As for herself, she was managing. She’d made some good progress on the book. It was oddly freeing to be back at home. She could work at her desk or out in the garden, and when she was done for the day, she’d come downstairs and find the cupboards stocked, the laundry washed and put away, and dinner sitting on the table. Rose didn’t know how her parents did it. All she had was herself and a tiny rented flat to take care of and she couldn’t even manage that half the time. But at her parents’ house, there was a rhythm, an unspoken schedule that everyone was required to follow. Meals were eaten at the correct times, things were put away when they weren’t being used, and Rose was left with nothing to do but write from sunup to sundown. She covered so much ground in just a few short days, she started to think she might actually meet her deadline. That was, of course, assuming she’d be able to speak with Krum again.
The last time Rose had seen Viktor was when he’d left her flat on Monday morning. It was now Friday afternoon and she hadn’t received so much as a note letting her know he was okay.

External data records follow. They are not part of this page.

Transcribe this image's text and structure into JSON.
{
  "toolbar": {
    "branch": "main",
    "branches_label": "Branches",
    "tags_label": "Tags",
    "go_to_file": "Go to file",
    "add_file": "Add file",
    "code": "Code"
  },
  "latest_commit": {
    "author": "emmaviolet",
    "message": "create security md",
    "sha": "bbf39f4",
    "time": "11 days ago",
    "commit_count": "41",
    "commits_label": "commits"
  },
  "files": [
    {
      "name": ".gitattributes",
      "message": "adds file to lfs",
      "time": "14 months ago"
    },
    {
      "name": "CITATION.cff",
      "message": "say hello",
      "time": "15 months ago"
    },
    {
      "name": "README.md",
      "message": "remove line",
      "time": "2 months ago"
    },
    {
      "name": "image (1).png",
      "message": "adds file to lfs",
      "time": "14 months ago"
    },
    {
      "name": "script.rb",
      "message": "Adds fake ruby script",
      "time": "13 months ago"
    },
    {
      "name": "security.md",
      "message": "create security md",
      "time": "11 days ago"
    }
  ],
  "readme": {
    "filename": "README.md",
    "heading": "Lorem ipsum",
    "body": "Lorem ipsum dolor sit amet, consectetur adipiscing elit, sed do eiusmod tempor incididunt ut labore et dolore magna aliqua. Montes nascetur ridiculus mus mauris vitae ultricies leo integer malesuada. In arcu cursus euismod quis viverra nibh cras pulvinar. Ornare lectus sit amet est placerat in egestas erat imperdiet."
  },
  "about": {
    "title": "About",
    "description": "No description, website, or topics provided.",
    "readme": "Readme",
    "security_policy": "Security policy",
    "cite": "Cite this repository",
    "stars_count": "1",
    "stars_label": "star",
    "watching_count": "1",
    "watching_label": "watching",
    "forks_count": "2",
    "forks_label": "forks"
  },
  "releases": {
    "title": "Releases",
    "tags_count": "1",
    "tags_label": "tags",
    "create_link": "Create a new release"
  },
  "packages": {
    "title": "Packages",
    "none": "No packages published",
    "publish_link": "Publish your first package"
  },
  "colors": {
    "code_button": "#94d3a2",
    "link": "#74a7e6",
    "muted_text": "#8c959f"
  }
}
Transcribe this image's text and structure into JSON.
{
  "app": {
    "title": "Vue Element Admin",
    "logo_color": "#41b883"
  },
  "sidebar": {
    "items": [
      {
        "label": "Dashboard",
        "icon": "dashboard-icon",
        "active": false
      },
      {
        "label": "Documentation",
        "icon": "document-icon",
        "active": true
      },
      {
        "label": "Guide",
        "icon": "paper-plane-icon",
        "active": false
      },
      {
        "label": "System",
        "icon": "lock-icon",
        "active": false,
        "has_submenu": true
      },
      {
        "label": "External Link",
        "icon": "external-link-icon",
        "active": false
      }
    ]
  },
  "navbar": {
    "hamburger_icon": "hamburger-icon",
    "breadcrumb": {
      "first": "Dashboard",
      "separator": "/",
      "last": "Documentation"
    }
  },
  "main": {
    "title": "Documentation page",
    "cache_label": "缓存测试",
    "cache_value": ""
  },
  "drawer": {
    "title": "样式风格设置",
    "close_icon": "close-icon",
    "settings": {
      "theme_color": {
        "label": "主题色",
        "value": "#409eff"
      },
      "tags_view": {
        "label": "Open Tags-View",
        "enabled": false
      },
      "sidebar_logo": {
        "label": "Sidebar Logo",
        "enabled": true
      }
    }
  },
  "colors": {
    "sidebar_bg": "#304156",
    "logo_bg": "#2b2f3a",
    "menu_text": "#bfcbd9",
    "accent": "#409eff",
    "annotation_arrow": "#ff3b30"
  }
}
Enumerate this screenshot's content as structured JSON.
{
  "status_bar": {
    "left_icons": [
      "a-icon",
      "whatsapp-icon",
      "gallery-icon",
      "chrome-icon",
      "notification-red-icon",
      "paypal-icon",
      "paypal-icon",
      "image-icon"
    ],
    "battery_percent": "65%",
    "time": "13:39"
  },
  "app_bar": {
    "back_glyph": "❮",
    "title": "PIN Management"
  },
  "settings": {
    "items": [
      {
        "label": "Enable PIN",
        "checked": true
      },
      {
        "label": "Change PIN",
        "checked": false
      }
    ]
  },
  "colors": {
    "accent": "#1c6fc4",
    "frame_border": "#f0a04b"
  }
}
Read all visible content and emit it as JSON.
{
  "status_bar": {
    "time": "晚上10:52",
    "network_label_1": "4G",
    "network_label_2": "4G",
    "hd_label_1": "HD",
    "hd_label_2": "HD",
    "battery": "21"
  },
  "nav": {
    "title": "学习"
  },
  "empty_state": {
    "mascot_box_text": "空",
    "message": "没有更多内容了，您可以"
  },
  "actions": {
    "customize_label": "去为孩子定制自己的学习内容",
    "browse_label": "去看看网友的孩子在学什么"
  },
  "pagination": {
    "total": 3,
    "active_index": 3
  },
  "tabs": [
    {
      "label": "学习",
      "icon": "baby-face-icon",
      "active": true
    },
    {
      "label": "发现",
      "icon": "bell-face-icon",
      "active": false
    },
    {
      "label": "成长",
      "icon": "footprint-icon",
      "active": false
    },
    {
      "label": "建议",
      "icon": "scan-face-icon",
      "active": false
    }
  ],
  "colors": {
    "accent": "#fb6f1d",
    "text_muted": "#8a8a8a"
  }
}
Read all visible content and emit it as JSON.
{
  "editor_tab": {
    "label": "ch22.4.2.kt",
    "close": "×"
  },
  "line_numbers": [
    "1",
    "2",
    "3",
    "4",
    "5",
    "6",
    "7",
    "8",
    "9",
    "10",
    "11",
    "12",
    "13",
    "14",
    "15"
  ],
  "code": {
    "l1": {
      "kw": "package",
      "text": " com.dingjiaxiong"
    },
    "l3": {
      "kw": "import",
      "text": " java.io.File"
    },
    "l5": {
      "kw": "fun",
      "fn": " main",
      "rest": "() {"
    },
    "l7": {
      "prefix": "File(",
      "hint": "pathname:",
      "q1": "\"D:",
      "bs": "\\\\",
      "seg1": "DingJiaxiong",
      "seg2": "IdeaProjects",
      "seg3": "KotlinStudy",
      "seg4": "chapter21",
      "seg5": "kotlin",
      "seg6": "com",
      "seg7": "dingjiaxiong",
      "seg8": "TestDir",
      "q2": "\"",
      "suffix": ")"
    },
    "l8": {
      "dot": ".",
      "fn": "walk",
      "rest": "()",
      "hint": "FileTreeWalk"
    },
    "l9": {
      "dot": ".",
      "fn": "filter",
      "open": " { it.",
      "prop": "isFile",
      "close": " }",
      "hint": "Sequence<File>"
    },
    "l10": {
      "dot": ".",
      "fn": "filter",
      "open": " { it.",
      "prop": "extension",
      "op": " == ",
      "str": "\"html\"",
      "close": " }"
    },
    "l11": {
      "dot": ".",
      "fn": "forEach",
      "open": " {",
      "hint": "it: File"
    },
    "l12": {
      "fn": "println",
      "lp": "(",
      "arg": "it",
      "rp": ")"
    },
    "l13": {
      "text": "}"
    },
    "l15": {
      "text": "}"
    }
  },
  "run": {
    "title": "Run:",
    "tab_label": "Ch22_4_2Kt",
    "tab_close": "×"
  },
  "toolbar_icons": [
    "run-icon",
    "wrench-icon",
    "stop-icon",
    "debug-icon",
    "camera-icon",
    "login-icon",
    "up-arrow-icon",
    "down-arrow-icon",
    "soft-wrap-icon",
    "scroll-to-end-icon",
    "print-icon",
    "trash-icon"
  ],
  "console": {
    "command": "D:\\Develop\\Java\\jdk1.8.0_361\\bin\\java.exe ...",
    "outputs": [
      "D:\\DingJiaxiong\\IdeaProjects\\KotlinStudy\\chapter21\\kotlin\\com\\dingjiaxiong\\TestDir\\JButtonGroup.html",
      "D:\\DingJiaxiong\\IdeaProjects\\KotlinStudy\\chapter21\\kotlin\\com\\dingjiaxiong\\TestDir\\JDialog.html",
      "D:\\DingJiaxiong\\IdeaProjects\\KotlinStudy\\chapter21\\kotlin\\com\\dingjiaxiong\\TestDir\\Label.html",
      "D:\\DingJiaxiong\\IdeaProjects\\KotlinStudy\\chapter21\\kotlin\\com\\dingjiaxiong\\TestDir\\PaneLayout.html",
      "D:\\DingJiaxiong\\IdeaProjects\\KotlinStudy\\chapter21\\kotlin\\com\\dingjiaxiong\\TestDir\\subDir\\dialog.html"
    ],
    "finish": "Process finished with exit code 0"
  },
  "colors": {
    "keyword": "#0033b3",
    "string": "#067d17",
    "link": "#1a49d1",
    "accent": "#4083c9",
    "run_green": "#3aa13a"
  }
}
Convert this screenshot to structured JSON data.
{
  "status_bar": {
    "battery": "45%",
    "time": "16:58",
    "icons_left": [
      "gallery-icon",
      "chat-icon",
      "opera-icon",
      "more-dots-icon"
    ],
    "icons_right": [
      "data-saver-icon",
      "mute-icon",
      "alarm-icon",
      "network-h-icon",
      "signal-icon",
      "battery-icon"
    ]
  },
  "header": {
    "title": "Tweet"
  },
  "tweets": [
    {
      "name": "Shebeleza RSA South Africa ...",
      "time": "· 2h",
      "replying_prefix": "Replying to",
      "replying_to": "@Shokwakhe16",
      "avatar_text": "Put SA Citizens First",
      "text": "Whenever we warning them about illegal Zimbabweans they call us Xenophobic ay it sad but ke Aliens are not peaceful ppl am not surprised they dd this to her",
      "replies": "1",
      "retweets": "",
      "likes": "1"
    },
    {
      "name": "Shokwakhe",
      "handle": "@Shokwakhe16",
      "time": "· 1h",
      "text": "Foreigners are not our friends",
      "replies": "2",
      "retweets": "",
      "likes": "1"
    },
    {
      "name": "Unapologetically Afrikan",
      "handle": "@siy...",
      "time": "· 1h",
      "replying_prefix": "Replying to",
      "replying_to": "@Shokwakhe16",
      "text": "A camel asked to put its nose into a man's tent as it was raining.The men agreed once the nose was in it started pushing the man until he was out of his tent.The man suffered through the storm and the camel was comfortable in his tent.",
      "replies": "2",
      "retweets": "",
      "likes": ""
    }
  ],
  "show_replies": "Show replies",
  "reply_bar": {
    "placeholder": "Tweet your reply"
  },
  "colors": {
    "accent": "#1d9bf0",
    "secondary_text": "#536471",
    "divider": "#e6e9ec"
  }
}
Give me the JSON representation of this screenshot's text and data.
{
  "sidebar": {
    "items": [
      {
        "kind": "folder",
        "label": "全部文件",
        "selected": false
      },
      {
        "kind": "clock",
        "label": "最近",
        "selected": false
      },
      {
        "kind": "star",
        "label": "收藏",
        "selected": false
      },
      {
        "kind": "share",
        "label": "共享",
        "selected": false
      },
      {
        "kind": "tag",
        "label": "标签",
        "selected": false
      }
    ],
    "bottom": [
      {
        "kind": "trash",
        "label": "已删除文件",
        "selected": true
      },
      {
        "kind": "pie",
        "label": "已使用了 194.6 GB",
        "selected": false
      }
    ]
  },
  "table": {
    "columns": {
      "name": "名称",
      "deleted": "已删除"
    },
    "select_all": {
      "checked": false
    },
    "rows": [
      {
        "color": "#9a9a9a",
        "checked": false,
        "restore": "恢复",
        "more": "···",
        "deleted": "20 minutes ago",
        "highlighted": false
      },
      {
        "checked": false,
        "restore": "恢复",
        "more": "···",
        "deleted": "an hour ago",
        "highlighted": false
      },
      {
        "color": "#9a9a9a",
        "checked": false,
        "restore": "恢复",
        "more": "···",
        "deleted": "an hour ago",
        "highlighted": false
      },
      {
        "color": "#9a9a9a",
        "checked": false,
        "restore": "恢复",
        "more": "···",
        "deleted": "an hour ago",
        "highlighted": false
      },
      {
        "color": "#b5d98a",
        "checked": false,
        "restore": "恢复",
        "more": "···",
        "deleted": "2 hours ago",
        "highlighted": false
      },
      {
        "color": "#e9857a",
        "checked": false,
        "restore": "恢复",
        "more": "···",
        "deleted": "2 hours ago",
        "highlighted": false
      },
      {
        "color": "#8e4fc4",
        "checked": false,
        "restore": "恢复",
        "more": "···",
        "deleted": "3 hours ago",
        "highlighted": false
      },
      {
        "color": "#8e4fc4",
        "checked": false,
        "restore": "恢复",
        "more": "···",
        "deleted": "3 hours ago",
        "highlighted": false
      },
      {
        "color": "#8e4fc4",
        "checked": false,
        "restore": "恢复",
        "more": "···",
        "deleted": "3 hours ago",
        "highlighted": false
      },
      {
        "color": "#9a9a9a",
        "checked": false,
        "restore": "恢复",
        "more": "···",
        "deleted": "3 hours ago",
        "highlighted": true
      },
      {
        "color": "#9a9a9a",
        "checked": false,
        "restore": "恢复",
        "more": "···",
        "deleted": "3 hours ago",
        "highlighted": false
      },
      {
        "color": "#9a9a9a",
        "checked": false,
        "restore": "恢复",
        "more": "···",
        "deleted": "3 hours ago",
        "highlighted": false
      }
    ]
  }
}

She didn’t know what to make of it. Was he just hiding out, laying low until this all blew over? Or was he purposely avoiding her, believing she was somehow to blame for all this mess?
Heart had promised he’d work on getting Krum settled, setting up a way for the two of them to meet in secret, but every time she tried to ask Heart about it, he’d give her the same answer.
“He’s in the wind, kid. But don’t sweat it. He can’t stay gone forever. If we don’t find him, you can bet the Ministry will. They don’t look kindly on felons who just up and take off before their court dates.”
If this was meant to put Rose at ease, it wasn’t working. But there was little she could do about it. She’d just have hope that Krum was smart enough not to stay away for long. In the end, he’d only be making it harder on himself. As far as Rose was concerned, better to deal with the press than the Ministry.
As to what would happen between the two of them when he did finally return, Rose tried not to dwell on it. She was pretty sure he’d at least help her finish the book. Beyond that, she’d just have to wait and see.
Rose was just about to wrap up her work for the day, having spent the afternoon sitting at one of the small tables on the far side of the garden, when she heard the backdoor open and her mother call out to her from across the lawn.
“Rose, come inside. There’s someone here to see you.”
Rose’s heart skipped a bit. Was it her boss? Had Heart come to tell her they’d found Krum? Or better still, was it possible that it was Viktor himself?
Rose gathered up her things, sprinting back towards the house. She bounded through the open door, rushing straight past her mother, calling out, “Is he here? Is it—”
But Rose stopped, skidding to a halt in the middle of the kitchen. There was no need to ask who it was. Their guest was already seated at the breakfast table, eyes locked on Rose.
It wasn’t Heart. And it certainly wasn’t Krum.
It was none other than Regina McFey.
Write a Review Over The Edge: Chapter Thirteen: Mr. and Mrs. Ron Weasley